Risa Green of Mommy Track’d recently wrote “What Will We Tell Our Daughters?” in her weekly column, Tales From the Mommy Track. She is referring to the advice that we should give our daughters about “having it all,” as in “Is it even possible?” In this column, she writes about work. What do we tell our daughters about having a career and having a family? Should we encourage them to be anything they want to be, knowing that we might be setting them up for hard times when they decide to have children? Or should we counsel that they should choose careers with flexibility built into them? Or even tell them that they shouldn’t pursue any kind of high-powered career if they intend to be mothers?
Risa writes that “one of the moms [she was talking to] pointed out that we, as the first generation of mothers to fully understand and accept the idea that ‘having it all’ is an impossible goal, are in a unique position to guide our daughters into careers and lives that might, ultimately, spare them the angst that a lot of us are going through right now.”
My mother always told me that I could be anything I wanted to be, but she never addressed the issue of being a working mother.
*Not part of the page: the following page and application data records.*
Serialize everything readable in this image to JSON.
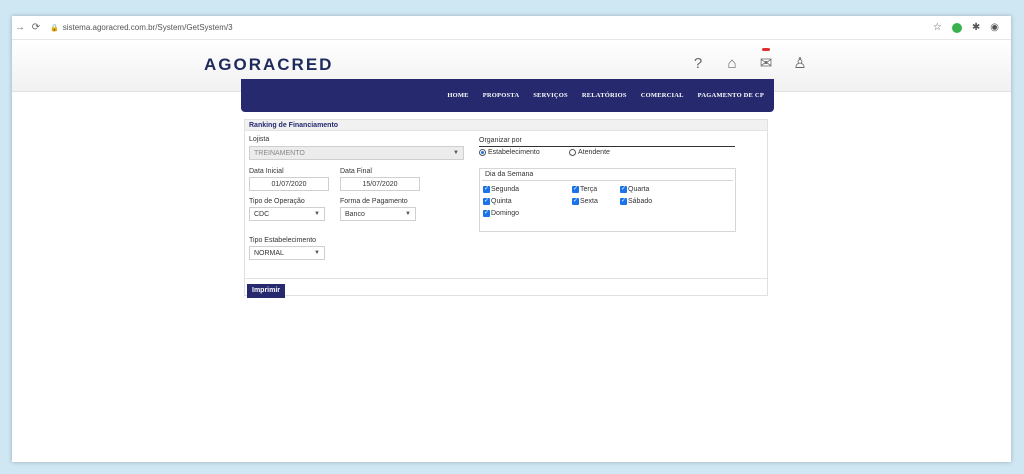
{
  "browser": {
    "url": "sistema.agoracred.com.br/System/GetSystem/3",
    "back_icon": "arrow-right",
    "reload_icon": "reload"
  },
  "header": {
    "logo": "AGORACRED"
  },
  "menu": {
    "items": [
      "HOME",
      "PROPOSTA",
      "SERVIÇOS",
      "RELATÓRIOS",
      "COMERCIAL",
      "PAGAMENTO DE CP"
    ]
  },
  "form": {
    "title": "Ranking de Financiamento",
    "lojista_label": "Lojista",
    "lojista_value": "TREINAMENTO",
    "data_inicial_label": "Data Inicial",
    "data_inicial_value": "01/07/2020",
    "data_final_label": "Data Final",
    "data_final_value": "15/07/2020",
    "tipo_operacao_label": "Tipo de Operação",
    "tipo_operacao_value": "CDC",
    "forma_pagamento_label": "Forma de Pagamento",
    "forma_pagamento_value": "Banco",
    "tipo_estabelecimento_label": "Tipo Estabelecimento",
    "tipo_estabelecimento_value": "NORMAL",
    "organizar_label": "Organizar por",
    "radio_estabelecimento": "Estabelecimento",
    "radio_atendente": "Atendente",
    "dia_semana_label": "Dia da Semana",
    "days": [
      "Segunda",
      "Terça",
      "Quarta",
      "Quinta",
      "Sexta",
      "Sábado",
      "Domingo"
    ],
    "print_label": "Imprimir"
  }
}
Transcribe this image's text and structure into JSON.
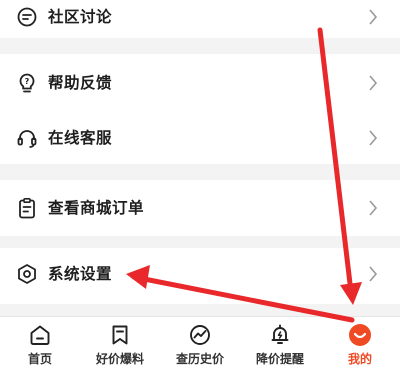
{
  "menu": {
    "community": "社区讨论",
    "help_feedback": "帮助反馈",
    "online_service": "在线客服",
    "mall_orders": "查看商城订单",
    "system_settings": "系统设置"
  },
  "tabbar": {
    "tabs": [
      {
        "label": "首页",
        "icon": "home-icon"
      },
      {
        "label": "好价爆料",
        "icon": "bookmark-icon"
      },
      {
        "label": "查历史价",
        "icon": "price-history-icon"
      },
      {
        "label": "降价提醒",
        "icon": "bell-icon"
      },
      {
        "label": "我的",
        "icon": "profile-icon"
      }
    ],
    "active_index": 4
  },
  "colors": {
    "accent": "#f04a24",
    "arrow": "#e8282a",
    "background": "#f3f3f3"
  }
}
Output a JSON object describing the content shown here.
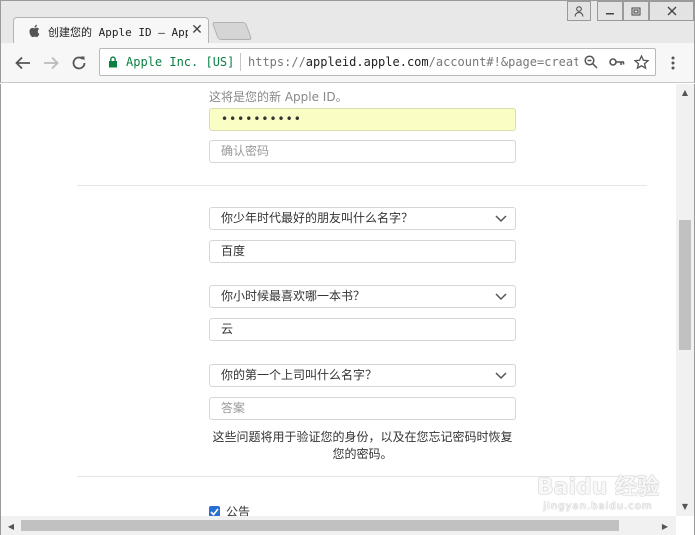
{
  "browser": {
    "tab": {
      "title": "创建您的 Apple  ID – Apple",
      "favicon": "apple-logo-icon"
    },
    "window_controls": [
      "user-icon",
      "minimize-icon",
      "restore-icon",
      "close-icon"
    ],
    "toolbar": {
      "secure_label": "Apple Inc. [US]",
      "url_scheme": "https://",
      "url_host": "appleid.apple.com",
      "url_rest": "/account#!&page=create"
    }
  },
  "form": {
    "apple_id_hint": "这将是您的新 Apple ID。",
    "password_value": "••••••••••",
    "confirm_password_placeholder": "确认密码",
    "security_questions": [
      {
        "question": "你少年时代最好的朋友叫什么名字？",
        "answer": "百度",
        "answer_placeholder": ""
      },
      {
        "question": "你小时候最喜欢哪一本书？",
        "answer": "云",
        "answer_placeholder": ""
      },
      {
        "question": "你的第一个上司叫什么名字？",
        "answer": "",
        "answer_placeholder": "答案"
      }
    ],
    "help_text": "这些问题将用于验证您的身份，以及在您忘记密码时恢复您的密码。",
    "announcement_checkbox": {
      "label": "公告",
      "checked": true
    }
  },
  "watermark": {
    "brand": "Baidu 经验",
    "sub": "jingyan.baidu.com"
  },
  "colors": {
    "secure_green": "#0b8043",
    "autofill_yellow": "#fafdc4",
    "checkbox_blue": "#2a6fd6"
  }
}
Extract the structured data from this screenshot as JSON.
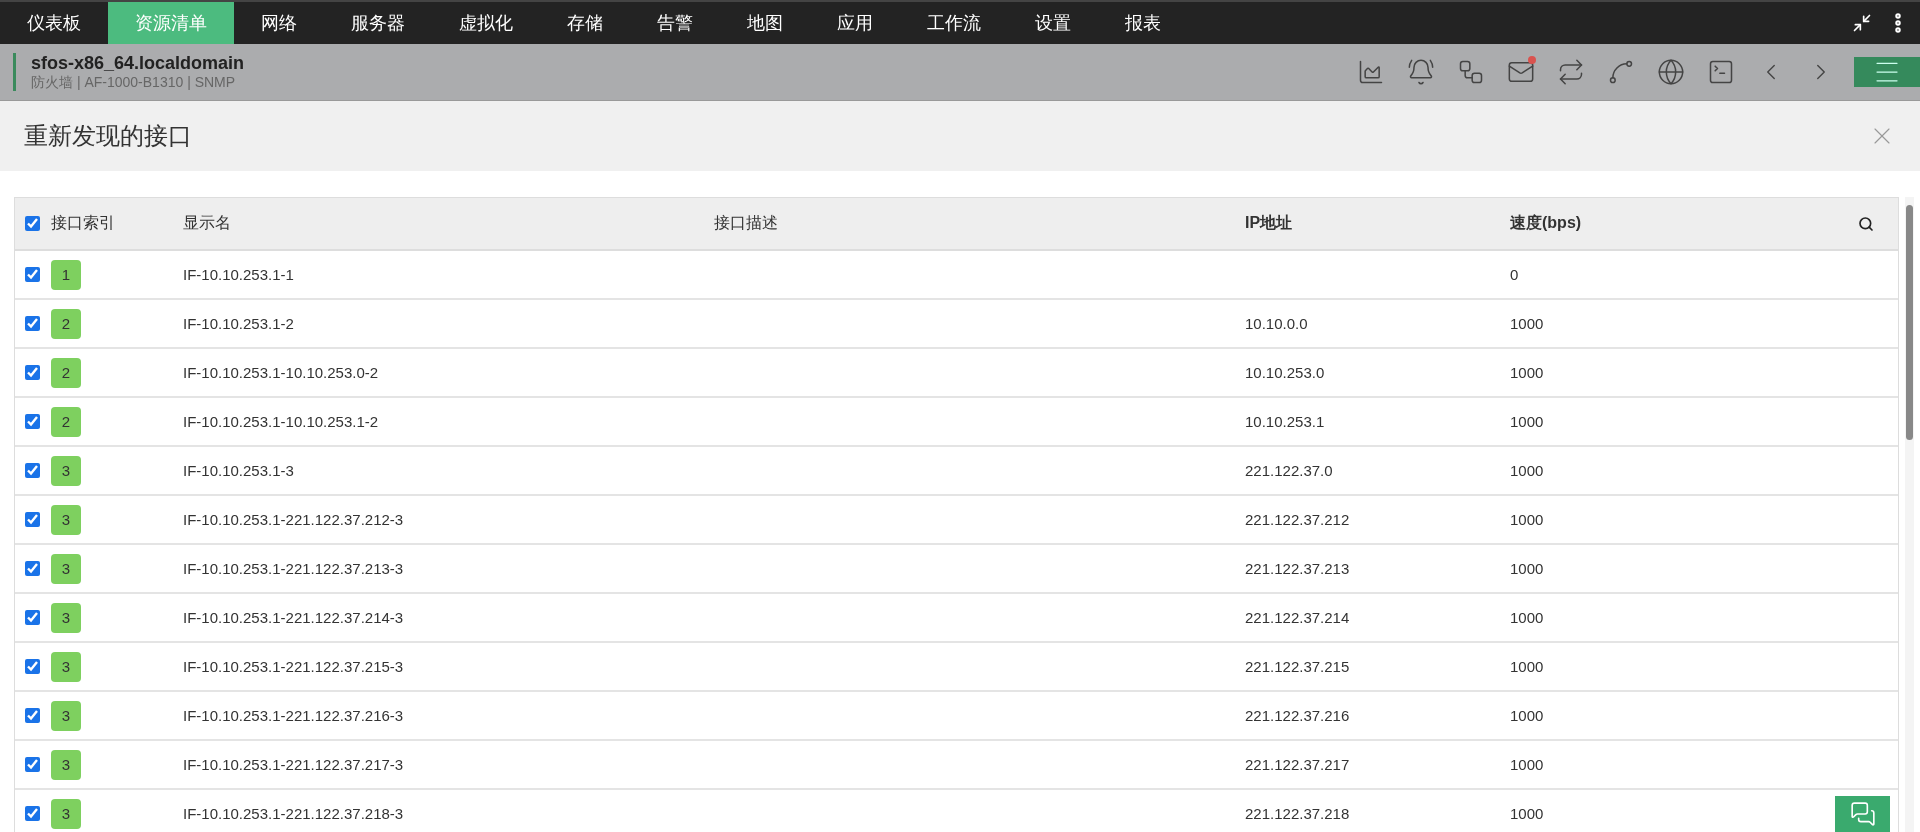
{
  "nav": {
    "items": [
      {
        "label": "仪表板",
        "selected": false
      },
      {
        "label": "资源清单",
        "selected": true
      },
      {
        "label": "网络",
        "selected": false
      },
      {
        "label": "服务器",
        "selected": false
      },
      {
        "label": "虚拟化",
        "selected": false
      },
      {
        "label": "存储",
        "selected": false
      },
      {
        "label": "告警",
        "selected": false
      },
      {
        "label": "地图",
        "selected": false
      },
      {
        "label": "应用",
        "selected": false
      },
      {
        "label": "工作流",
        "selected": false
      },
      {
        "label": "设置",
        "selected": false
      },
      {
        "label": "报表",
        "selected": false
      }
    ]
  },
  "device": {
    "name": "sfos-x86_64.localdomain",
    "details": "防火墙 | AF-1000-B1310  | SNMP"
  },
  "dialog": {
    "title": "重新发现的接口"
  },
  "table": {
    "select_all_checked": true,
    "columns": [
      "接口索引",
      "显示名",
      "接口描述",
      "IP地址",
      "速度(bps)"
    ],
    "rows": [
      {
        "checked": true,
        "index": "1",
        "name": "IF-10.10.253.1-1",
        "speed": "0"
      },
      {
        "checked": true,
        "index": "2",
        "name": "IF-10.10.253.1-2",
        "ip": "10.10.0.0",
        "speed": "1000"
      },
      {
        "checked": true,
        "index": "2",
        "name": "IF-10.10.253.1-10.10.253.0-2",
        "ip": "10.10.253.0",
        "speed": "1000"
      },
      {
        "checked": true,
        "index": "2",
        "name": "IF-10.10.253.1-10.10.253.1-2",
        "ip": "10.10.253.1",
        "speed": "1000"
      },
      {
        "checked": true,
        "index": "3",
        "name": "IF-10.10.253.1-3",
        "ip": "221.122.37.0",
        "speed": "1000"
      },
      {
        "checked": true,
        "index": "3",
        "name": "IF-10.10.253.1-221.122.37.212-3",
        "ip": "221.122.37.212",
        "speed": "1000"
      },
      {
        "checked": true,
        "index": "3",
        "name": "IF-10.10.253.1-221.122.37.213-3",
        "ip": "221.122.37.213",
        "speed": "1000"
      },
      {
        "checked": true,
        "index": "3",
        "name": "IF-10.10.253.1-221.122.37.214-3",
        "ip": "221.122.37.214",
        "speed": "1000"
      },
      {
        "checked": true,
        "index": "3",
        "name": "IF-10.10.253.1-221.122.37.215-3",
        "ip": "221.122.37.215",
        "speed": "1000"
      },
      {
        "checked": true,
        "index": "3",
        "name": "IF-10.10.253.1-221.122.37.216-3",
        "ip": "221.122.37.216",
        "speed": "1000"
      },
      {
        "checked": true,
        "index": "3",
        "name": "IF-10.10.253.1-221.122.37.217-3",
        "ip": "221.122.37.217",
        "speed": "1000"
      },
      {
        "checked": true,
        "index": "3",
        "name": "IF-10.10.253.1-221.122.37.218-3",
        "ip": "221.122.37.218",
        "speed": "1000"
      }
    ]
  }
}
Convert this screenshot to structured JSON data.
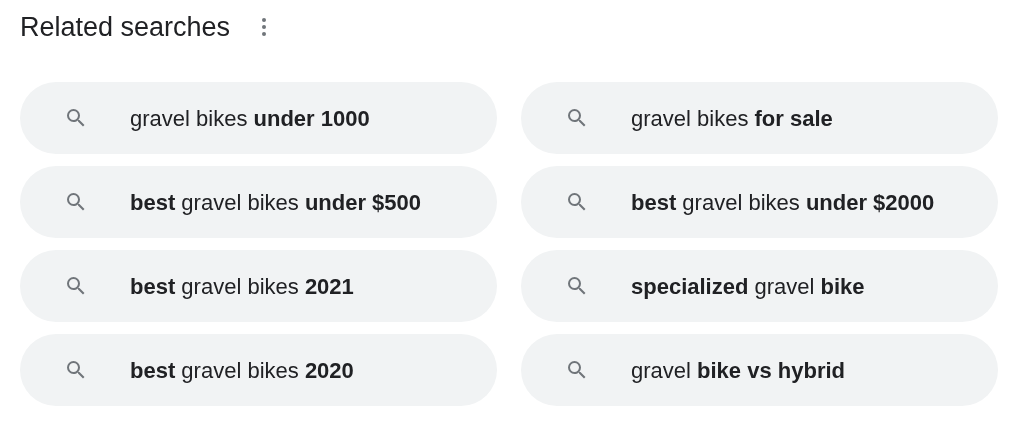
{
  "title": "Related searches",
  "suggestions": [
    {
      "text": "gravel bikes **under 1000**"
    },
    {
      "text": "gravel bikes **for sale**"
    },
    {
      "text": "**best** gravel bikes **under $500**"
    },
    {
      "text": "**best** gravel bikes **under $2000**"
    },
    {
      "text": "**best** gravel bikes **2021**"
    },
    {
      "text": "**specialized** gravel **bike**"
    },
    {
      "text": "**best** gravel bikes **2020**"
    },
    {
      "text": "gravel **bike vs hybrid**"
    }
  ]
}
Should she have? She herself was a teacher, but she quit working when I was in grade school. She was still of the generation that thought traditionally about a woman’s role in the family (she got married in 1949). I was a little young for the feminist movement, so I was more influenced by her example than by anything those Women Libbers were saying. Obviously: I got married at the age of 20 and had four kids by the time I was 28. I didn’t work outside of the home until my youngest was four.
But my husband and I divorced when we were 29 (God, that seems so long ago–and we were so young!) and I was left without a college degree and no training of any kind. I ended up working at the post office for 16 years and being miserable. I had a dependable income and was able to support my family, but the job itself took its toll and I definitely wasn’t there for my children.
So it’s not so much that I felt that I couldn’t have it all, but that I hated my job. It was not rewarding and it was hard on my family (I worked as a distribution machine clerk on the graveyard shift for the first five years, when my kids were in grade school.) I don’t know how different it would have been if I’d had a bona fide career, instead of the menial job that I did have. I think my children learned from my negative example that you don’t want to get stuck in a job that you hate. But I wish I could have given them the positive example of a woman working at a job she loves.
Because I don’t think it’s as much an issue of whether or not you should work or how much time you should devote to your job when you have children, but of being happy with the choices you do make. If I had it to do over again, I would tell my daughters that you can have it all. It just isn’t going to be easy.